The Joint Institute for Nuclear Astrophysics (JINA) was established and funded in 2003 as a NSF Physics Frontier Center between Notre Dame, Michigan State University, the University of Chicago and Argonne National Laboratory to address critical questions about the origin of heavy elements in nature or nuclear processes on compact stellar objects.
The overarching Physics Frontiers Centers (PFC) program supports university-based centers and institutes where the collective efforts of a larger group of individuals can result in transformational advances in specific areas of physics, such as atomic, molecular, optical, plasma, elementary particle, nuclear, astrophysical, gravitational, accelerator and biological physics. Multidisciplinary projects involving related fields can also take place in these collaborative environments. Additionally, the centers include creative, substantive activities aimed at enhancing education, broadening participation of traditionally underrepresented groups and conducting outreach to the scientific community and general public. These awards are made for five years with a potential one-year extension.

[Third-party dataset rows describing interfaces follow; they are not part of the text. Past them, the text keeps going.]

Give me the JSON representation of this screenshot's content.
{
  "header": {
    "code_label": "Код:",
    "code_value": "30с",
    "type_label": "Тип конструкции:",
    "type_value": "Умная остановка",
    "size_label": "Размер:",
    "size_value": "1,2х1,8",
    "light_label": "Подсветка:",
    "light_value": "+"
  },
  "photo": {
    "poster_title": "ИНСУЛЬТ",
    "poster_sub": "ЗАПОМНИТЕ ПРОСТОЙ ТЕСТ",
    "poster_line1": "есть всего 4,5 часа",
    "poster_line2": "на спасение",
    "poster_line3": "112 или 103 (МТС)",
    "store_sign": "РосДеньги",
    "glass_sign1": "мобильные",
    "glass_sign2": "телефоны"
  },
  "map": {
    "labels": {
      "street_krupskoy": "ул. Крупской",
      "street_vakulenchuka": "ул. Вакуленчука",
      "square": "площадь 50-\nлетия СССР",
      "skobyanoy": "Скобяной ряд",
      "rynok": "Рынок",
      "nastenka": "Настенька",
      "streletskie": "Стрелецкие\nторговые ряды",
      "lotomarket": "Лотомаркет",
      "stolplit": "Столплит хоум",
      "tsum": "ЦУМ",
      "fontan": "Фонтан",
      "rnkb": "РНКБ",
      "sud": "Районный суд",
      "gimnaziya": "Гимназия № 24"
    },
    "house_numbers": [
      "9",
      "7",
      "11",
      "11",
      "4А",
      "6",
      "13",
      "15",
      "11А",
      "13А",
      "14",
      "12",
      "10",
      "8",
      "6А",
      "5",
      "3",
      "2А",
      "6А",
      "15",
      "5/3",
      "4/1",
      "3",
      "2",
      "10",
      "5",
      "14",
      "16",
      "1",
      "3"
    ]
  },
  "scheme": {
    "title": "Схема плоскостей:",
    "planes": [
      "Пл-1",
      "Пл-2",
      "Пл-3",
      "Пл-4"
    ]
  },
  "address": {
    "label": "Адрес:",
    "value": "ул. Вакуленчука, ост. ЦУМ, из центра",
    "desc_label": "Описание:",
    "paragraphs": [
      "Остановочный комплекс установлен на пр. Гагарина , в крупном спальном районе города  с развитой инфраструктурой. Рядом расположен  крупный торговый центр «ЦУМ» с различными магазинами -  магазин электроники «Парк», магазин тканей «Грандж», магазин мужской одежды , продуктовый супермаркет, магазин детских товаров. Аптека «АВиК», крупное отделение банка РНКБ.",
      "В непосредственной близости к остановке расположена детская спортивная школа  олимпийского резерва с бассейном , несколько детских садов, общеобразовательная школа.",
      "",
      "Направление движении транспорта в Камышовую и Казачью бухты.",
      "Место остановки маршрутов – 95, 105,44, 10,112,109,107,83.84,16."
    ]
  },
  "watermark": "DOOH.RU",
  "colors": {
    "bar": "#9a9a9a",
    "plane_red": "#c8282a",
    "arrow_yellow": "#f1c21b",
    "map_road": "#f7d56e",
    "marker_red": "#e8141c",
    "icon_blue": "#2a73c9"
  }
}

NSF’s Physics Division announced awards for five Physics Frontiers Centers — four of which are renewals and one which is a new center. NSF now has a total of 10 of these active centers that focus on various aspects of physics.
The centers are renewed with new focuses and activities.
JINA will now be known as the Joint Institute for Nuclear Astrophysics – Center for the Evolution of the Elements (JINA-CEE) and have four core institutions: Michigan State University, Notre Dame, Arizona State University and University of Washington.
The four core institutions of JINA-CEE, along with their 18 associated domestic institutions and partnerships with other international centers, bring together nuclear physics and astrophysics for theoretical, computational and laboratory investigations. JINA-CEE will explore two closely connected topics: the origin of the elements beyond those created in the Big Bang and the properties of dense matter in neutron stars. The Physics Frontier Center will use interdisciplinary visitor, school and workshop programs to engage K-12, undergraduate and graduate students, teachers and the public.
“JINA-CEE has broadened its activities,” said Michael Wiescher, Notre Dame’s Freimann Professor of Nuclear Physics. “A new major focus is the physics of dense matter and neutron stars. Since Notre Dame hired Tim Beers, Notre Dame assumes with MIT the responsibility for the study of very old stars. On the experimental site, the NSL is next to the National Superconducting Cyclotron Laboratory at MSU, the lead institution. Particularly important for JINA-CEE is the new accelerator on campus, but also our latest initiative, a small accelerator located 4,500 feet below ground in the Black Hills in South Dakota to study nuclear reactions in a cosmic ray-free environment.”
As the founding director of JINA, Wiescher has had a front-row seat for the evolution of the Physics Frontier Center.
“It emerged from a small Midwest collaboration to a multi-institutional international research entity, with many collaboration agreements and research activities with the major nuclear physics research institutions in the U.S., Europe, China, India, Japan, Australia, South Africa, Brazil, Mexico, Canada, Jordan, Israel, Turkey, Austria, Germany, Hungary, Romania, France, Italy, U.K. and Russia," Wiescher said.
“There are about 10 Physics Frontier Centers funded by NSF. They are being funded for a time period of five years. After five years they must re-compete. JINA is one of the few centers that successfully competed for a third term.”
Contact: Michael Wiescher, 574-631-6788, Michael.C.Wiescher.email@example.com
Originally published by news.nd.edu on March 30, 2015.at